DATA FOR THIS EXERCISE:
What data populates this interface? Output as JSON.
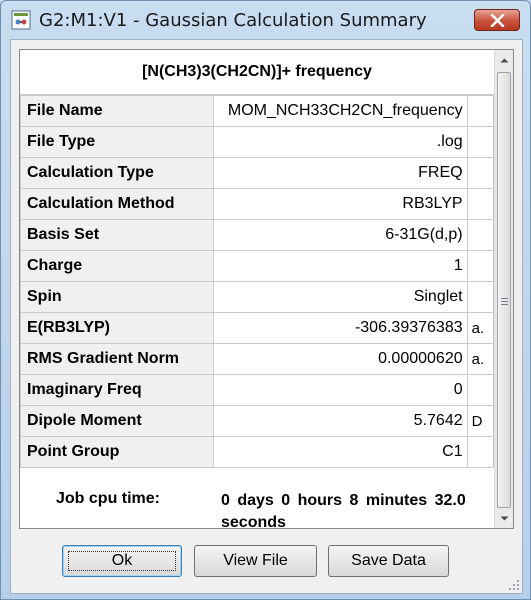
{
  "window": {
    "title": "G2:M1:V1 - Gaussian Calculation Summary"
  },
  "summary": {
    "heading": "[N(CH3)3(CH2CN)]+ frequency",
    "rows": [
      {
        "label": "File Name",
        "value": "MOM_NCH33CH2CN_frequency",
        "unit": ""
      },
      {
        "label": "File Type",
        "value": ".log",
        "unit": ""
      },
      {
        "label": "Calculation Type",
        "value": "FREQ",
        "unit": ""
      },
      {
        "label": "Calculation Method",
        "value": "RB3LYP",
        "unit": ""
      },
      {
        "label": "Basis Set",
        "value": "6-31G(d,p)",
        "unit": ""
      },
      {
        "label": "Charge",
        "value": "1",
        "unit": ""
      },
      {
        "label": "Spin",
        "value": "Singlet",
        "unit": ""
      },
      {
        "label": "E(RB3LYP)",
        "value": "-306.39376383",
        "unit": "a."
      },
      {
        "label": "RMS Gradient Norm",
        "value": "0.00000620",
        "unit": "a."
      },
      {
        "label": "Imaginary Freq",
        "value": "0",
        "unit": ""
      },
      {
        "label": "Dipole Moment",
        "value": "5.7642",
        "unit": "D"
      },
      {
        "label": "Point Group",
        "value": "C1",
        "unit": ""
      }
    ],
    "cpu_label": "Job cpu time:",
    "cpu_value": "0 days 0 hours 8 minutes 32.0 seconds"
  },
  "buttons": {
    "ok": "Ok",
    "view_file": "View File",
    "save_data": "Save Data"
  },
  "icons": {
    "app": "gaussview-app-icon",
    "close": "close-icon"
  },
  "colors": {
    "close_button": "#c7513a",
    "window_frame": "#c9ddf1"
  }
}
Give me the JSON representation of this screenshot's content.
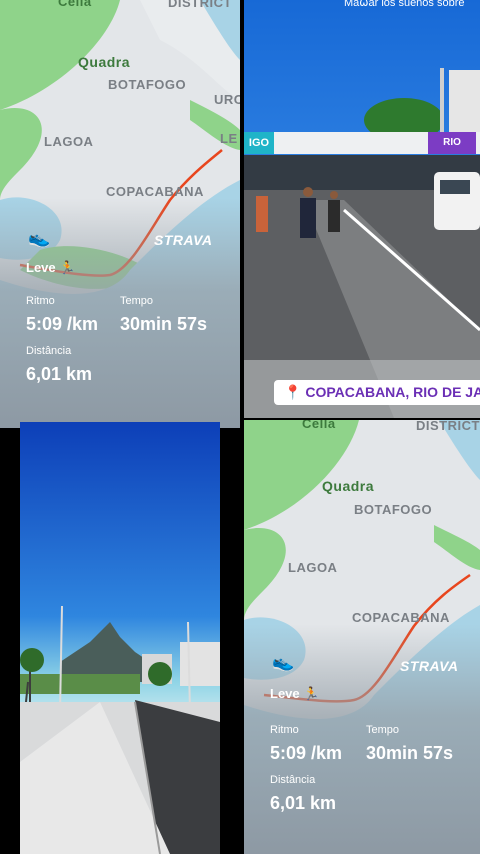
{
  "map_labels": {
    "cella": "Cella",
    "district": "DISTRICT",
    "quadra": "Quadra",
    "botafogo": "BOTAFOGO",
    "urca": "URC",
    "lagoa": "LAGOA",
    "copacabana": "COPACABANA",
    "le": "LE"
  },
  "strava": {
    "brand": "STRAVA",
    "activity": "Leve 🏃",
    "stats": [
      {
        "label": "Ritmo",
        "value": "5:09 /km"
      },
      {
        "label": "Tempo",
        "value": "30min 57s"
      },
      {
        "label": "Distância",
        "value": "6,01 km"
      }
    ]
  },
  "race_photo": {
    "top_text": "Ma⍵ar los sueños sobre",
    "banner_left": "IGO",
    "banner_right": "RIO",
    "location": "COPACABANA, RIO DE JANEIRO"
  },
  "colors": {
    "route": "#e8461e",
    "location_text": "#6b2fb5",
    "sky": "#1e74d8"
  }
}
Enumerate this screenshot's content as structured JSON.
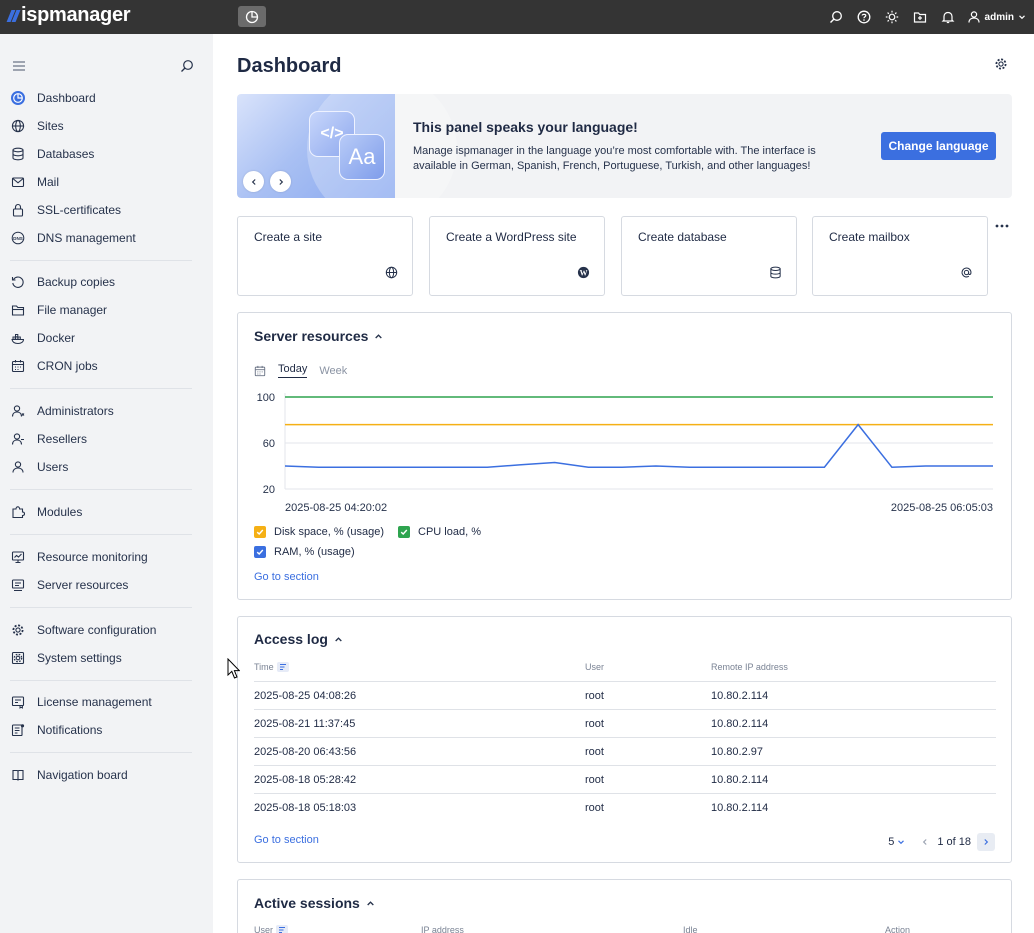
{
  "brand": {
    "name": "ispmanager",
    "accent": "#3b6fe0"
  },
  "topbar": {
    "user": "admin"
  },
  "sidebar": {
    "items": [
      {
        "label": "Dashboard",
        "icon": "dashboard-icon"
      },
      {
        "label": "Sites",
        "icon": "globe-icon"
      },
      {
        "label": "Databases",
        "icon": "database-icon"
      },
      {
        "label": "Mail",
        "icon": "mail-icon"
      },
      {
        "label": "SSL-certificates",
        "icon": "lock-icon"
      },
      {
        "label": "DNS management",
        "icon": "dns-icon"
      },
      {
        "label": "Backup copies",
        "icon": "backup-icon"
      },
      {
        "label": "File manager",
        "icon": "folder-icon"
      },
      {
        "label": "Docker",
        "icon": "docker-icon"
      },
      {
        "label": "CRON jobs",
        "icon": "calendar-icon"
      },
      {
        "label": "Administrators",
        "icon": "admin-user-icon"
      },
      {
        "label": "Resellers",
        "icon": "reseller-icon"
      },
      {
        "label": "Users",
        "icon": "user-icon"
      },
      {
        "label": "Modules",
        "icon": "puzzle-icon"
      },
      {
        "label": "Resource monitoring",
        "icon": "monitoring-icon"
      },
      {
        "label": "Server resources",
        "icon": "server-resources-icon"
      },
      {
        "label": "Software configuration",
        "icon": "gear-icon"
      },
      {
        "label": "System settings",
        "icon": "settings-icon"
      },
      {
        "label": "License management",
        "icon": "license-icon"
      },
      {
        "label": "Notifications",
        "icon": "notifications-icon"
      },
      {
        "label": "Navigation board",
        "icon": "book-icon"
      }
    ]
  },
  "page": {
    "title": "Dashboard"
  },
  "banner": {
    "title": "This panel speaks your language!",
    "text": "Manage ispmanager in the language you’re most comfortable with. The interface is available in German, Spanish, French, Portuguese, Turkish, and other languages!",
    "button": "Change language",
    "art_text_1": "</>",
    "art_text_2": "Aa"
  },
  "quick_actions": [
    {
      "label": "Create a site",
      "icon": "globe-icon"
    },
    {
      "label": "Create a WordPress site",
      "icon": "wordpress-icon"
    },
    {
      "label": "Create database",
      "icon": "database-icon"
    },
    {
      "label": "Create mailbox",
      "icon": "at-icon"
    }
  ],
  "server_resources": {
    "title": "Server resources",
    "tabs": [
      "Today",
      "Week"
    ],
    "active_tab": "Today",
    "link": "Go to section",
    "legend": [
      {
        "label": "Disk space, % (usage)",
        "color": "#f5b015"
      },
      {
        "label": "CPU load, %",
        "color": "#2ea44f"
      },
      {
        "label": "RAM, % (usage)",
        "color": "#3b6fe0"
      }
    ]
  },
  "chart_data": {
    "type": "line",
    "ylim": [
      20,
      100
    ],
    "y_ticks": [
      "100",
      "60",
      "20"
    ],
    "x_start_label": "2025-08-25 04:20:02",
    "x_end_label": "2025-08-25 06:05:03",
    "series": [
      {
        "name": "Disk space, % (usage)",
        "color": "#f5b015",
        "values": [
          76,
          76,
          76,
          76,
          76,
          76,
          76,
          76,
          76,
          76,
          76,
          76,
          76,
          76,
          76,
          76,
          76,
          76,
          76,
          76,
          76,
          76
        ]
      },
      {
        "name": "CPU load, %",
        "color": "#2ea44f",
        "values": [
          100,
          100,
          100,
          100,
          100,
          100,
          100,
          100,
          100,
          100,
          100,
          100,
          100,
          100,
          100,
          100,
          100,
          100,
          100,
          100,
          100,
          100
        ]
      },
      {
        "name": "RAM, % (usage)",
        "color": "#3b6fe0",
        "values": [
          40,
          39,
          39,
          39,
          39,
          39,
          39,
          41,
          43,
          39,
          39,
          40,
          39,
          39,
          39,
          39,
          39,
          76,
          39,
          40,
          40,
          40
        ]
      }
    ]
  },
  "access_log": {
    "title": "Access log",
    "columns": [
      "Time",
      "User",
      "Remote IP address"
    ],
    "rows": [
      [
        "2025-08-25 04:08:26",
        "root",
        "10.80.2.114"
      ],
      [
        "2025-08-21 11:37:45",
        "root",
        "10.80.2.114"
      ],
      [
        "2025-08-20 06:43:56",
        "root",
        "10.80.2.97"
      ],
      [
        "2025-08-18 05:28:42",
        "root",
        "10.80.2.114"
      ],
      [
        "2025-08-18 05:18:03",
        "root",
        "10.80.2.114"
      ]
    ],
    "link": "Go to section",
    "page_size": "5",
    "pagination": "1 of 18"
  },
  "active_sessions": {
    "title": "Active sessions",
    "columns": [
      "User",
      "IP address",
      "Idle",
      "Action"
    ]
  }
}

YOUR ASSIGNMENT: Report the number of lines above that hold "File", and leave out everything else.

RESPONSE BOX: 4